Notice there's no mistranslation in that clause. The whole effect is achieved simply by ignoring the preceding sentence. It's a teaching example of quote mining. Naturally, the subsequent addition, omission and dicey rendering of key words surely contribute to the overall tone, but the atheist meme was successfully transmitted before these other things occur.

All that, and maybe some readers very much wanted the clause to mean something different than it actually does. To his credit, RD does frequently acknowledge that atheists also need to watch out for the same cognitive illusions that beset lesser mortals.


BTW, Bloomsbury's current disclaimer, fairly standard, and probably similar to what governed the 2008 sale. Bold and underline are in original.


7. Any representation or statement by the Auctioneer in any catalogue, brochure or advertisement of forthcoming sales as to authorship, attribution, genuineness, origin, date, age, provenance, condition or estimate selling price is a statement of opinion only. Every person interest should exercise and rely on his own judgement as to such matters and neither the Auctioneer nor his servants or agents are responsible for the correctness of such opinions. No warranty whatsover is given by the Auctioneer or the seller in respect of any lot and any express or implied warranties are hereby excluded.
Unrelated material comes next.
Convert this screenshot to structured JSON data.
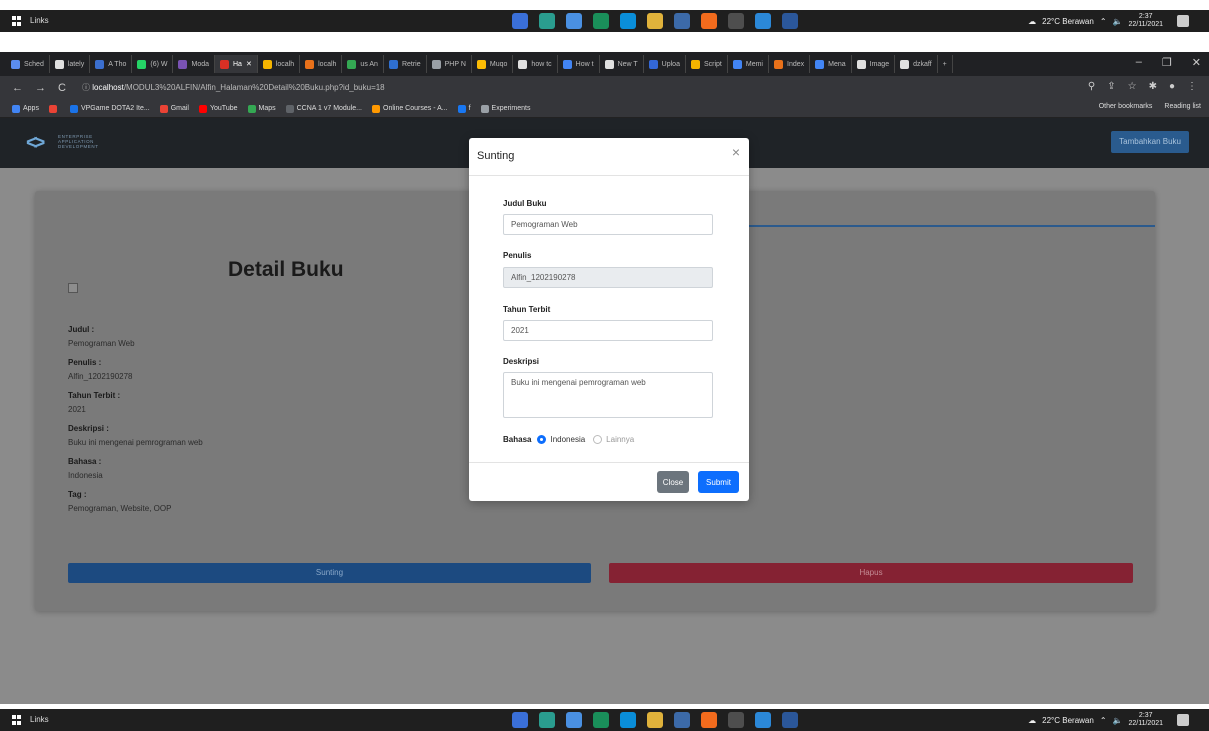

-
edit on 14-9-2012 by eight bits because: (no reason given)



posted on Sep, 14 2012 @ 11:55 AM
link   
reply to post by eight bits
 


Well, it's all in the marketing, isn't it? lol


est. £6000 – £8000

Einstein’s view of God and Judaism.
Eric B. Gutkind (1877-1965), philosopher; author of Choose Life: The Biblical Call to Revolt, 1952.
Albert Einstein - see also lot 497

Sold for £170000
Sale 649, 15th May 2008


They got a pretty nice bump out of the first auction. And now the opening bid is $3,000,000?

They'd best hope for a wealthy, non-German speaking atheist, who doesn't mind overlooking evidence in favour of something that bolsters their position. I wonder how sales of Lawrence Krauss' A Universe from Nothing are doing?





top topics
 
3
<< 1    3 >>

log in

join